NSF CAREER — Teaching Mathematics Well in Community Colleges: Understanding the Impact of Reform-Based Instructional Resources

Vilma Mesa

Classroom Participation

We analyzed classroom interaction in order to get a sense of the context in which learning occurs at the community college. We looked at the quantity and quality of student participation, the ways the instructor encourages classroom interaction, and the knowledge and cognitive engagement required of the students.

We created transcripts of audio recordings from three consecutive lessons and classroom maps from each lesson that indicate where each student sits, personal characteristics (e.g., gender, ethnicity) and the number of times each student asks a question or gives an answer. The instructor’s position and the number of questions he or she asks and responds to is also indicated.

We performed three analyses:

• Surface characteristics of classroom interaction: Using the classroom maps we got a visual distribution of classroom participation and information for estimating the average number of student utterances and to contrast them by gender or minority status. These averages allowed us to seek similarities and differences across classes observed. We used the transcripts to estimate the length of students’ and instructors’ utterances and the number of turns taken.
• Types of instructor questions: We sought to classify the questions instructors ask depending on whether students respond to them or not. Four types of questions (Statement-Right?, Rhetorical Question, Question Wait, and Question No-Wait) constituted questions for which no answers were given. Initiation-Response-Evaluation sequences with variations and other questions that were not in the IRE form but were answered constituted the types of questions for which responses were given.
• Knowledge and cognitive engagement of students: We aim to understand how classroom structure and activities aid in student learning and cognitive engagement. We attempted to parse transcripts for activities (using Mesa, 2009) as well as purpose (using the TIMSS video coding, U.S. Department of Education & National Center for Education Statistics, 2003).

Key Findings:

There is variation between the instructors in all the analyses done so far.

Surface Characteristics

• In general student participation is low (compared to data from developmental courses collected last year, Mesa, 2009)
• Participation is concentrated on a few students (in 7 of the 10 classes, 3 students contribute more than 60% of the utterances, with 3 students contributing an average of 62% of the utterances)
• Women and minorities participate less frequently than males or White students
• The main mode of delivery is lecture.

Percent of Students Who Participate

Instructor Questions

• About 26% of the questions instructors ask do not require a response, of those questions that a response is expected, about 57% are answered, and about 43% are not answered.

• Students’ contributions to the class are not very elaborate grammatically: 75% of their contributions are 1 to 5 words.

Average Number of Turns Each Class

Knowledge and Cognitive Engagement

• Activities: Due to the nature of instruction (lecture) in most of the courses we observed, it was difficult to determine what constitutes an “activity” in this setting.

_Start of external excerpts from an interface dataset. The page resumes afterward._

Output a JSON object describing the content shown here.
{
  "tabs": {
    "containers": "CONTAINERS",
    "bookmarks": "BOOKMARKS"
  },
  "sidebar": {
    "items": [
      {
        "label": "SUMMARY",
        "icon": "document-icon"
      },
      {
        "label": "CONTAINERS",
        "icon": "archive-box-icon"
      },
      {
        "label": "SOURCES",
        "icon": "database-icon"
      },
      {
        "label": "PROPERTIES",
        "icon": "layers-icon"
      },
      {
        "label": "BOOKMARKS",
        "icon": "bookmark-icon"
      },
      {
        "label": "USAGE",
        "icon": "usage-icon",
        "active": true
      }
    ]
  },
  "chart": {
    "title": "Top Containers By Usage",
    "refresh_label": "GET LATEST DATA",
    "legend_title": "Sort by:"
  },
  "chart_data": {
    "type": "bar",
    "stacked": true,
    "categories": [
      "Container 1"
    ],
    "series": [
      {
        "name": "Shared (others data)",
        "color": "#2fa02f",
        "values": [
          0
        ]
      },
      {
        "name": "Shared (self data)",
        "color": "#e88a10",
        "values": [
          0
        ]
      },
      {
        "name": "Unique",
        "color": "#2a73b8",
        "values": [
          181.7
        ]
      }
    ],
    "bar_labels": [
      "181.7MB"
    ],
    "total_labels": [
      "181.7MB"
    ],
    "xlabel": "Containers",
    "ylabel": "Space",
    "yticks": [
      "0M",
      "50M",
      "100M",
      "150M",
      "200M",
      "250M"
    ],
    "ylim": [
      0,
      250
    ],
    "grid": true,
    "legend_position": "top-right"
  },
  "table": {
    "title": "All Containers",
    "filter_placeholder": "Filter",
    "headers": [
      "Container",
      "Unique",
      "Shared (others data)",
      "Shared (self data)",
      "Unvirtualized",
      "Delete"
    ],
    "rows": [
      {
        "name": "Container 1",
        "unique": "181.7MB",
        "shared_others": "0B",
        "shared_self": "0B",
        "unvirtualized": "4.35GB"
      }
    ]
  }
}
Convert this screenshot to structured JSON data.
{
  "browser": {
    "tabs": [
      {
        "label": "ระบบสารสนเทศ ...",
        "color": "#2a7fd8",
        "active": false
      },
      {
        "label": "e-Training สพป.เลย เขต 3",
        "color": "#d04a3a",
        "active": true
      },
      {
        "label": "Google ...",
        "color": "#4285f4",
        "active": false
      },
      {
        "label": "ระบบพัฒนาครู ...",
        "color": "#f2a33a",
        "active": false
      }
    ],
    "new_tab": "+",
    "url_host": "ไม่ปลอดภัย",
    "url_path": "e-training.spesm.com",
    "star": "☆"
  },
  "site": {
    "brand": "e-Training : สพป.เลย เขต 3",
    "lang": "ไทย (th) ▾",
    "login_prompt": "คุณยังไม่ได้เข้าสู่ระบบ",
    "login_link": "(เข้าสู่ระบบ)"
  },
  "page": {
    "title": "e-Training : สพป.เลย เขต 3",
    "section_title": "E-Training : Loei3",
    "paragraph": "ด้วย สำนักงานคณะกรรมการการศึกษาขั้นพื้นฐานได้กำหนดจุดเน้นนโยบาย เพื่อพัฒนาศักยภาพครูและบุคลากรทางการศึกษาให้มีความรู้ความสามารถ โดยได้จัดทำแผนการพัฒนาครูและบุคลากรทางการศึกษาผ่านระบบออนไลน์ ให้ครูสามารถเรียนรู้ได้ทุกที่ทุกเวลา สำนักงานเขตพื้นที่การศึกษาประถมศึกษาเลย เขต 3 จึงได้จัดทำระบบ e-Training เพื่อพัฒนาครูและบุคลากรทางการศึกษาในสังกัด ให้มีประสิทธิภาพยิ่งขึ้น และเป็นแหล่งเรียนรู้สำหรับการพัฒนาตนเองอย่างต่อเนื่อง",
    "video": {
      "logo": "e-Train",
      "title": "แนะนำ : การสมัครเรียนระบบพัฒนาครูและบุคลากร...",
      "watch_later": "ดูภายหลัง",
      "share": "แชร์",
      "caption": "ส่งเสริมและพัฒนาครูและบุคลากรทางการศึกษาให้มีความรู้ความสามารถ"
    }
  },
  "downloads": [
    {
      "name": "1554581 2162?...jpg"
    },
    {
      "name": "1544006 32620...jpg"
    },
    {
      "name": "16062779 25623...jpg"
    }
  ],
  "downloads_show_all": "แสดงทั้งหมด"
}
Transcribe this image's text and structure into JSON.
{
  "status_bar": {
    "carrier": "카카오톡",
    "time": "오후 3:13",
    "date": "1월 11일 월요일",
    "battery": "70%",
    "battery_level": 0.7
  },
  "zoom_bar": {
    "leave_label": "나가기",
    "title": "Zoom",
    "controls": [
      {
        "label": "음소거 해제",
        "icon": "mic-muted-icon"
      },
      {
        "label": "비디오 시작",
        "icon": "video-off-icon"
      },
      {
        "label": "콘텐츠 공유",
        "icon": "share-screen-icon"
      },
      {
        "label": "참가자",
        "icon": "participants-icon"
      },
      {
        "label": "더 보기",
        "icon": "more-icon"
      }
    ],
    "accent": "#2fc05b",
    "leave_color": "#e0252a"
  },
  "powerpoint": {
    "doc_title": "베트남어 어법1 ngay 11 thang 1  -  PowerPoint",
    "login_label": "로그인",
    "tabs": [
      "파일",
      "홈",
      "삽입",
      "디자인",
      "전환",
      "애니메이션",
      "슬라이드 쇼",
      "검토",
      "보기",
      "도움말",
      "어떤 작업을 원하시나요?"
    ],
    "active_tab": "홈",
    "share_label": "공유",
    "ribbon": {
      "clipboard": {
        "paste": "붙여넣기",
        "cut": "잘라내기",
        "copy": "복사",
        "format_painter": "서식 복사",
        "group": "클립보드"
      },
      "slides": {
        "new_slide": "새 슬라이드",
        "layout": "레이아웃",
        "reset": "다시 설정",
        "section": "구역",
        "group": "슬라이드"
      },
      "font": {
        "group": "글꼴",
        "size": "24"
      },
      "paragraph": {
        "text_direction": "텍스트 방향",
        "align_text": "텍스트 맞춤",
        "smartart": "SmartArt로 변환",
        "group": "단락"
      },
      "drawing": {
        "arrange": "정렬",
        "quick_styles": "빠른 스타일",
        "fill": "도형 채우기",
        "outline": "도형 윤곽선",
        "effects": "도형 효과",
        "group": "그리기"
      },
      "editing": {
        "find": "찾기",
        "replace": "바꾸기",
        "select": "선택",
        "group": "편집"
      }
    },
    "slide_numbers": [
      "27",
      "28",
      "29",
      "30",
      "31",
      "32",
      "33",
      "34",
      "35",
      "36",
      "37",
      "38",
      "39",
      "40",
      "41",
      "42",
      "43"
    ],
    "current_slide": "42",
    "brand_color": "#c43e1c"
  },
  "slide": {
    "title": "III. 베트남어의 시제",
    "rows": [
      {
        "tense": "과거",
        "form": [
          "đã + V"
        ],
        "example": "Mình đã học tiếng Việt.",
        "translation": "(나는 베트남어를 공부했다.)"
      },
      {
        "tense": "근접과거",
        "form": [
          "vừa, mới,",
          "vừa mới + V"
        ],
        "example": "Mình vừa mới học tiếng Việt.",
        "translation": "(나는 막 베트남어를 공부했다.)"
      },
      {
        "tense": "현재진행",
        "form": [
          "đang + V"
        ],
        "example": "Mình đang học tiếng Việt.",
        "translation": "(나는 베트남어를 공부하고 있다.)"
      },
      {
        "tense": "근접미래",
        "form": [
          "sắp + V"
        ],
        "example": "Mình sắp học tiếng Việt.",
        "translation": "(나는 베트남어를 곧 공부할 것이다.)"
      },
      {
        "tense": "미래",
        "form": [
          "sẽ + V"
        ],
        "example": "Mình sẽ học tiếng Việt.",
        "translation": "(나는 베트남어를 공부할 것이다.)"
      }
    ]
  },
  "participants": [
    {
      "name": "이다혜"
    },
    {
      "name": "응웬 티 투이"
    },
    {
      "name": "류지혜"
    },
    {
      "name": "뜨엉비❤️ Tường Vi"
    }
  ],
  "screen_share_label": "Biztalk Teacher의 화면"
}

We continue to discuss this.
• Purpose: We have looked at transcripts from two instructors, one of whom has a fairly consistent purpose across the lesson (presenting/practicing new material with the instructor leading) and one of whom has divided purpose (including warm-up activities, presenting/practicing new material, and student individual seat-work).
• This is an area in which we are in need of guidance in order to create a systematic and reliable way to characterize the quality of the mathematical demands that are present in these classes.

Next Steps:

• Analyze the contingencies in which patterns of questioning occur and of the follow-up moves in instructors’ discourse
• Determine the level of cognitive engagement that occurs in these classrooms